Disability and the 24 Month Medicare Waiting Period

One of the key benefits of getting on Social Security Disability (SSD, also known as SSDI) is the access to Medicare before the age of 65. Unfortunately, Congress has long imposed a two year waiting period on the disabled who are under the age of 65 before they can qualify. Of course if you are receiving SSI, you should qualify for state run Medicaid. This two year period begins from the date you become eligible to receive SSD benefits, not from the date you were found disabled. This is a problem for many disabled people who have already waited close to two years from the time they first applied to the time they receive a favorable hearing from an Administrative Law Judge who heard their disability appeal.

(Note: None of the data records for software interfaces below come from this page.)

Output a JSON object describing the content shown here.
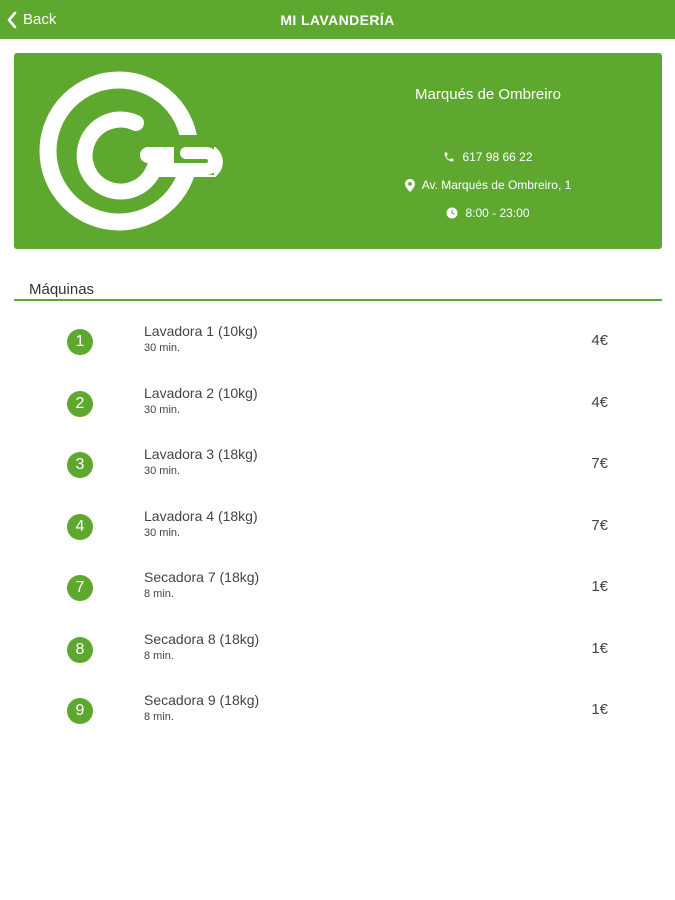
{
  "nav": {
    "back_label": "Back",
    "title": "MI LAVANDERÍA"
  },
  "shop": {
    "name": "Marqués de Ombreiro",
    "phone": "617 98 66 22",
    "address": "Av. Marqués de Ombreiro, 1",
    "hours": "8:00 - 23:00"
  },
  "section": {
    "title": "Máquinas"
  },
  "machines": [
    {
      "number": "1",
      "name": "Lavadora 1 (10kg)",
      "time": "30 min.",
      "price": "4€"
    },
    {
      "number": "2",
      "name": "Lavadora 2 (10kg)",
      "time": "30 min.",
      "price": "4€"
    },
    {
      "number": "3",
      "name": "Lavadora 3 (18kg)",
      "time": "30 min.",
      "price": "7€"
    },
    {
      "number": "4",
      "name": "Lavadora 4 (18kg)",
      "time": "30 min.",
      "price": "7€"
    },
    {
      "number": "7",
      "name": "Secadora 7 (18kg)",
      "time": "8 min.",
      "price": "1€"
    },
    {
      "number": "8",
      "name": "Secadora 8 (18kg)",
      "time": "8 min.",
      "price": "1€"
    },
    {
      "number": "9",
      "name": "Secadora 9 (18kg)",
      "time": "8 min.",
      "price": "1€"
    }
  ],
  "colors": {
    "accent": "#5ea82f",
    "text": "#444444",
    "background": "#ffffff"
  },
  "icons": [
    "chevron-left-icon",
    "brand-logo",
    "phone-icon",
    "map-pin-icon",
    "clock-icon"
  ]
}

Access to Medicare for those receiving SSD who are under the age of 65 requires that you are found to be disabled, unable to work, and that you wait for two years from when you begin to receive SSD benefits. So what do you do while you wait?

As AARP reports, one of the places to go is to your state heath insurance exchange under the Affordable Care Act, also known as Obamacare. (1) While you must contribute to the cost of health insurance under Obamacare, you may qualify for a substantial subsidy to make this insurance very affordable even as premiums continue to rise. If your income is so low, or non-existent, that you cannot afford even subsidized premiums under the ACA exchange in your state, then you may qualify for Medicaid while you wait for your 24 months Medicare waiting period to expire. However, you will need to check with your state because not all states expanded their Medicaid programs under the ACA even though the Federal government offered to offset a significant portion of their costs. However, it would be prudent to watch carefully what happens to the ACA, Medicaid, and Medicare following the recent election as many changes have been proposed which may affect the disabled.

One other option for people is their COBRA policy. But for the disabled, this may not be a realistic option if they have no source of income.

In the final analysis, there is often no good option for people, particularly those with restrictive Medicaid access. There was an effort to eliminate the two year waiting period in a draft of the ACA (Obamacare) but it never made it into the final bill.

(1) http://www.aarp.org/health/medicare-insurance/info-04-2010/ask_ms_medicare_question_82.html